▶ _Directions_: Word for word, restate all the records; images are not part of the copy.

▶ _Data for this task_:
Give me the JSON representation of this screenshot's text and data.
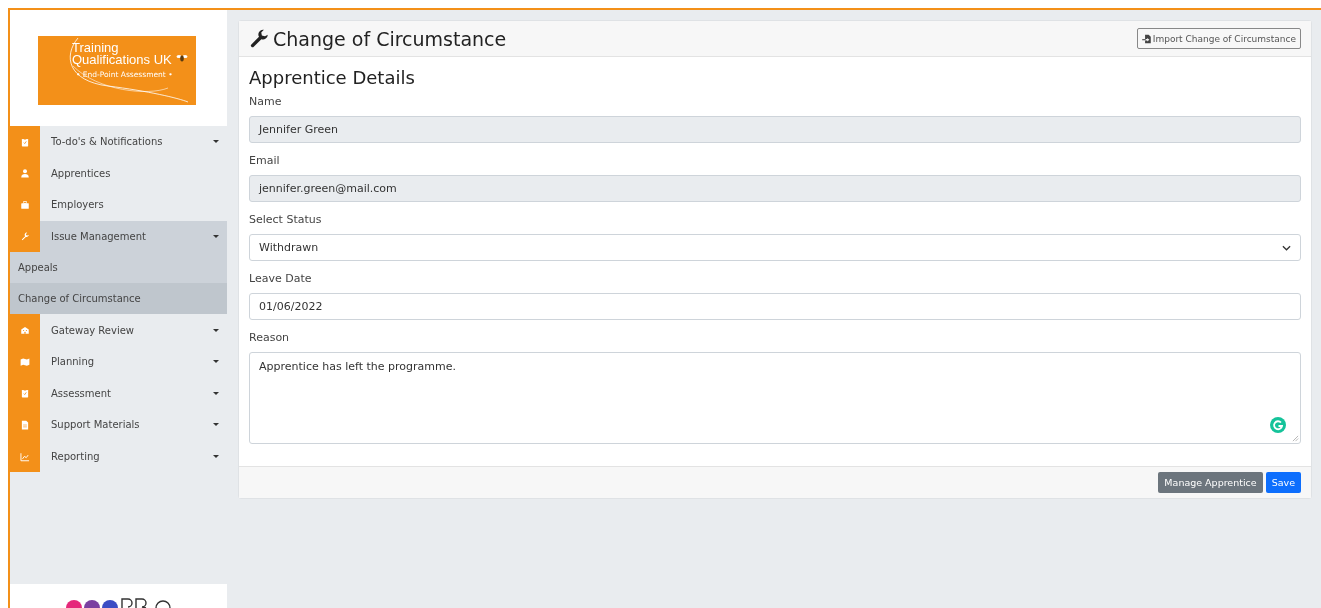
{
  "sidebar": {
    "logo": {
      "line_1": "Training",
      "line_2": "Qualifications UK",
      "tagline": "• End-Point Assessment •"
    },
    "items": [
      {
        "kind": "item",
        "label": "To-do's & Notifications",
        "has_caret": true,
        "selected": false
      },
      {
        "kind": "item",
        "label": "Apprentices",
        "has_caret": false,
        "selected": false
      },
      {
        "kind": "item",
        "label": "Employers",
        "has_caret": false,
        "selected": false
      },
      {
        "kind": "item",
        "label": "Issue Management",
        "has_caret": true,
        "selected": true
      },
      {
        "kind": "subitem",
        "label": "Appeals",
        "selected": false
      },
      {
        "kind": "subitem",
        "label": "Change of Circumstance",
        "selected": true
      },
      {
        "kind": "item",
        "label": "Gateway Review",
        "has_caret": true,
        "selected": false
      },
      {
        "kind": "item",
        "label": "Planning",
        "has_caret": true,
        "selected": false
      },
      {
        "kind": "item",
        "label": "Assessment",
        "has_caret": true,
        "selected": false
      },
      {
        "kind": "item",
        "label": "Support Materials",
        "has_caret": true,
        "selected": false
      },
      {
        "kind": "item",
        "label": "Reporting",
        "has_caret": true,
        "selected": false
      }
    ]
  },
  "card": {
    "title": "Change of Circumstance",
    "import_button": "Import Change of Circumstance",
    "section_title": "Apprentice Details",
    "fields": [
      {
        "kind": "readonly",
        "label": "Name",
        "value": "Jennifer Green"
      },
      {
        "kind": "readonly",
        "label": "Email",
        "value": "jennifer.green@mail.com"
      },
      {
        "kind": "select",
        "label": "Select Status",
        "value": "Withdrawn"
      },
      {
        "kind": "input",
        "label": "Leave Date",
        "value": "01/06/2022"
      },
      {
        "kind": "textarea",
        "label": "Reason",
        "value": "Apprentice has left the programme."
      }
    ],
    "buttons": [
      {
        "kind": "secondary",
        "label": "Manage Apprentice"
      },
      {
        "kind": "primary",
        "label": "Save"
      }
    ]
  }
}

▶ _Solution for this task_:
Give me the JSON representation of this screenshot's text and data.
{
  "sidebar": {
    "logo": {
      "line_1": "Training",
      "line_2": "Qualifications UK",
      "tagline": "• End-Point Assessment •"
    },
    "items": [
      {
        "kind": "item",
        "label": "To-do's & Notifications",
        "has_caret": true,
        "selected": false
      },
      {
        "kind": "item",
        "label": "Apprentices",
        "has_caret": false,
        "selected": false
      },
      {
        "kind": "item",
        "label": "Employers",
        "has_caret": false,
        "selected": false
      },
      {
        "kind": "item",
        "label": "Issue Management",
        "has_caret": true,
        "selected": true
      },
      {
        "kind": "subitem",
        "label": "Appeals",
        "selected": false
      },
      {
        "kind": "subitem",
        "label": "Change of Circumstance",
        "selected": true
      },
      {
        "kind": "item",
        "label": "Gateway Review",
        "has_caret": true,
        "selected": false
      },
      {
        "kind": "item",
        "label": "Planning",
        "has_caret": true,
        "selected": false
      },
      {
        "kind": "item",
        "label": "Assessment",
        "has_caret": true,
        "selected": false
      },
      {
        "kind": "item",
        "label": "Support Materials",
        "has_caret": true,
        "selected": false
      },
      {
        "kind": "item",
        "label": "Reporting",
        "has_caret": true,
        "selected": false
      }
    ]
  },
  "card": {
    "title": "Change of Circumstance",
    "import_button": "Import Change of Circumstance",
    "section_title": "Apprentice Details",
    "fields": [
      {
        "kind": "readonly",
        "label": "Name",
        "value": "Jennifer Green"
      },
      {
        "kind": "readonly",
        "label": "Email",
        "value": "jennifer.green@mail.com"
      },
      {
        "kind": "select",
        "label": "Select Status",
        "value": "Withdrawn"
      },
      {
        "kind": "input",
        "label": "Leave Date",
        "value": "01/06/2022"
      },
      {
        "kind": "textarea",
        "label": "Reason",
        "value": "Apprentice has left the programme."
      }
    ],
    "buttons": [
      {
        "kind": "secondary",
        "label": "Manage Apprentice"
      },
      {
        "kind": "primary",
        "label": "Save"
      }
    ]
  }
}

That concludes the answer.